Last year alone, the FBI reported that in the 2nd half of 2016 hackers stole over $2.2B through wire fraud.  Wire Fraud in Real Estate Transactions looms as one of the predominant challenges facing Corporate and Governmental Cyber-Security professionals in their attempts to maintain a healthy e-commerce platform that consumers and businesses can trust and confidently transact in. The coming years will be tough as changes in tactics target the weak points in the transaction chain described below.  Understanding these risks is the best counter-measure and will help you conduct your own transactions with confidence and security.

Hackers target real estate transactions through the use of telecommunications or information technology to steal or misdirect the transfer of funds from the point they are wired from one party to another.  A couple of years ago hackers would attempt to penetrate elaborate cyber-security systems of Banks and Lenders, which often failed due to the stringent regulatory requirements and money spent by these institutions on protecting their systems from attack.

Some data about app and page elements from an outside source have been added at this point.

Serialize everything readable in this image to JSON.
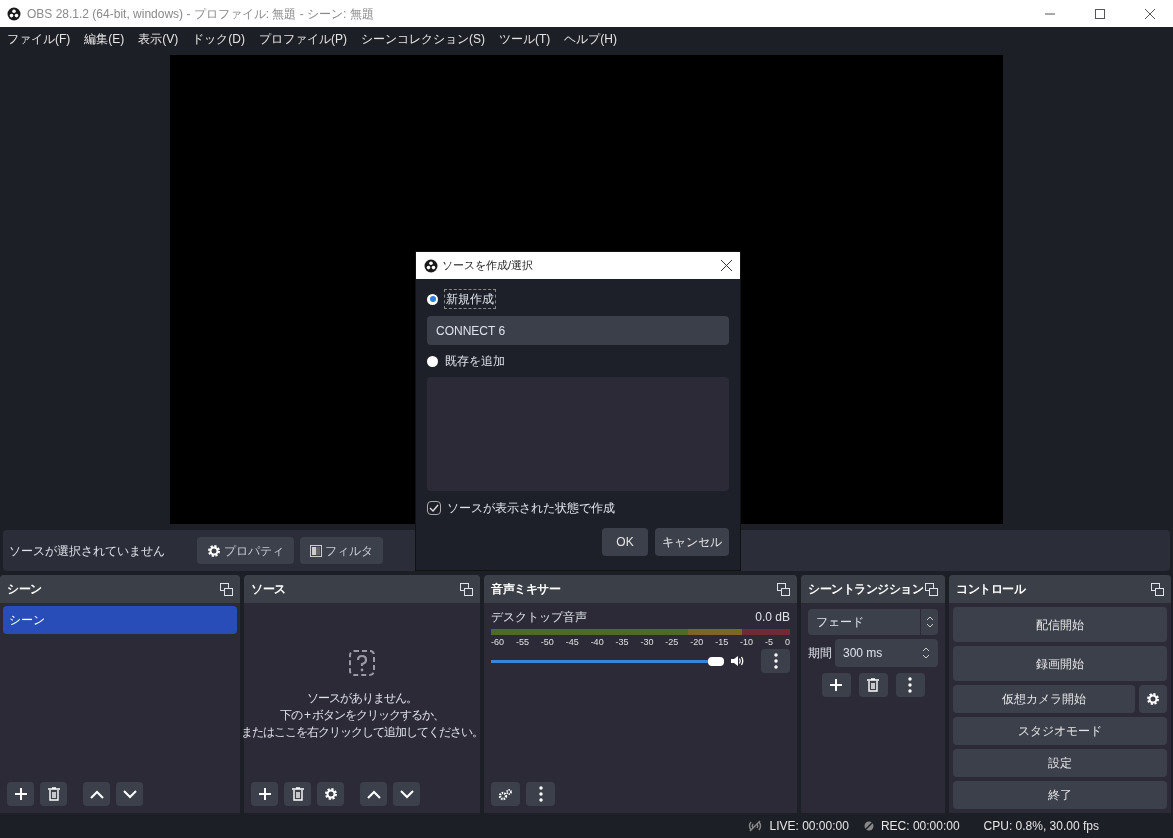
{
  "window": {
    "title": "OBS 28.1.2 (64-bit, windows) - プロファイル: 無題 - シーン: 無題"
  },
  "menu": [
    "ファイル(F)",
    "編集(E)",
    "表示(V)",
    "ドック(D)",
    "プロファイル(P)",
    "シーンコレクション(S)",
    "ツール(T)",
    "ヘルプ(H)"
  ],
  "context_bar": {
    "label": "ソースが選択されていません",
    "buttons": [
      {
        "kind": "properties",
        "label": "プロパティ"
      },
      {
        "kind": "filters",
        "label": "フィルタ"
      }
    ]
  },
  "scenes": {
    "title": "シーン",
    "items": [
      {
        "label": "シーン",
        "selected": true
      }
    ]
  },
  "sources": {
    "title": "ソース",
    "empty_lines": [
      "ソースがありません。",
      "下の + ボタンをクリックするか、",
      "またはここを右クリックして追加してください。"
    ]
  },
  "mixer": {
    "title": "音声ミキサー",
    "channels": [
      {
        "name": "デスクトップ音声",
        "reading": "0.0 dB",
        "level": 1,
        "ticks": [
          "-60",
          "-55",
          "-50",
          "-45",
          "-40",
          "-35",
          "-30",
          "-25",
          "-20",
          "-15",
          "-10",
          "-5",
          "0"
        ]
      }
    ]
  },
  "transitions": {
    "title": "シーントランジション",
    "transition": "フェード",
    "duration_label": "期間",
    "duration": "300 ms"
  },
  "controls": {
    "title": "コントロール",
    "buttons": [
      "配信開始",
      "録画開始",
      "仮想カメラ開始",
      "スタジオモード",
      "設定",
      "終了"
    ]
  },
  "status_bar": {
    "live": "LIVE: 00:00:00",
    "rec": "REC: 00:00:00",
    "cpu": "CPU: 0.8%, 30.00 fps"
  },
  "dialog": {
    "title": "ソースを作成/選択",
    "options": [
      {
        "label": "新規作成",
        "selected": true
      },
      {
        "label": "既存を追加",
        "selected": false
      }
    ],
    "name_value": "CONNECT 6",
    "visible_checkbox": {
      "label": "ソースが表示された状態で作成",
      "checked": true
    },
    "buttons": [
      "OK",
      "キャンセル"
    ]
  }
}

More recently, they have focused their efforts on softer targets: i.e. Realtor and title company/attorney email accounts and intranets that are often unsecured. They will penetrate these accounts and setup phishing scams (discussed below) to target wire transfers at the following points of the transaction:

  • Deposits on purchase contracts
  • Transfer of cash-to-close proceeds
  • Lender fundings of the transaction
  • Wiring of borrower or seller proceeds from Title Company to seller

Phishing Scams – A Definition and How They are used to Compromise the Transaction

What is a phishing scam? Phishing is the attempt to obtain sensitive information such as usernames, passwords by disguising as a trustworthy entity in an electronic communication.

In real estate transactions, hackers make their way into unsecured personal accounts of title agents, realtors, in some cases lenders, and attorneys alike. They will sit back, watch and gather data regarding every detail involved in a transaction. Names, addresses, sales prices, participants and the transaction flow, etc.

When the hacker obtains all information needed, they will sit and wait until an opportune time to impersonate one of the participants and then send a fraudulent/fake email stating that the wire instructions for this transaction have changed and the funds should be sent to a completely different bank account (controlled by the hacker).

Example Scenario:
John Doe has received an email the day before closing from the title company stating that the wire instructions have changed on his transaction.  The email is coming from, what appears to be the same person the buyer has been speaking with at the title company throughout the transaction.  Unsuspecting, John follows the directions and updates/changes the outgoing wire information with his bank and sends the money out to the title company for what he believes will finalize his closing. The money though never makes it to the title company and disappears into cyberspace and is stolen by the hacker. 

Typically this is accomplished through a slight change in the email address of the sender: i.e.: janedsmith@123title.com changes to janedsmith@123title.com.xos or some strange extension. To the untrained eye, or someone reviewing very quickly, it is easy to mistake the two, especially when only seeing this email address for a very short period of time in regards to this real estate transaction

What are the Vulnerable Points in a Transaction?

1. Purchase: 

  • Buyers sending a deposit to Title Company or Realtor escrow account.
  • Buyer wire of cash-to-close to title company/attorney.
  • Lender wire of loan proceeds to Title Company.
  • Proceeds from sale of home wired to seller by Title Company.

 2. Refinance (no cash out) 

  • Borrower sends money to title company for any monies needed to close loan.
  • Lender sends proceeds of new loan to pay current mortgage on property.
  • Refinance (Cash out)
  • Lender sends proceeds of new loan to pay off current mortgage on property
  • Title Company wire of cash-out proceeds.

3. Refinance (cash out) 

  • Lender sends proceeds of new loan to pay off current mortgage on property
  • Title Company wire of cash-out proceeds.

How to Protect Yourself? 

1. Be Vigilant 

  • For borrowers, in the beginning of the process, it is important to make contact with the title company/attorney and form a relationship with whoever is handling the closing. The more direct communication you have with the individual handling the closing the better intuitive feel you will develop when something seems “off”. 

2. Dual Authentication 

  • Dual authentication is an alternate method of confirmation to confirm true and legitimate requests. (Typically banks will use texting to a verified phone # instructions or changes to accounts). 

3. Ask your Loan Officer/Realtor/Title Agent if there are any new threats or scams going around that you should be aware of.

4. Trust your gut and if you aren’t sure ask questions and communicate with other people involved in the transaction.  Direct communication will almost always thwart these attempts.


Please share this information and reach out to me if you have any additional comments or questions.  Knowledge and communication is the best means we have to protect ourselves and manage our transactions securely and smoothly in this dynamic and changing security environment.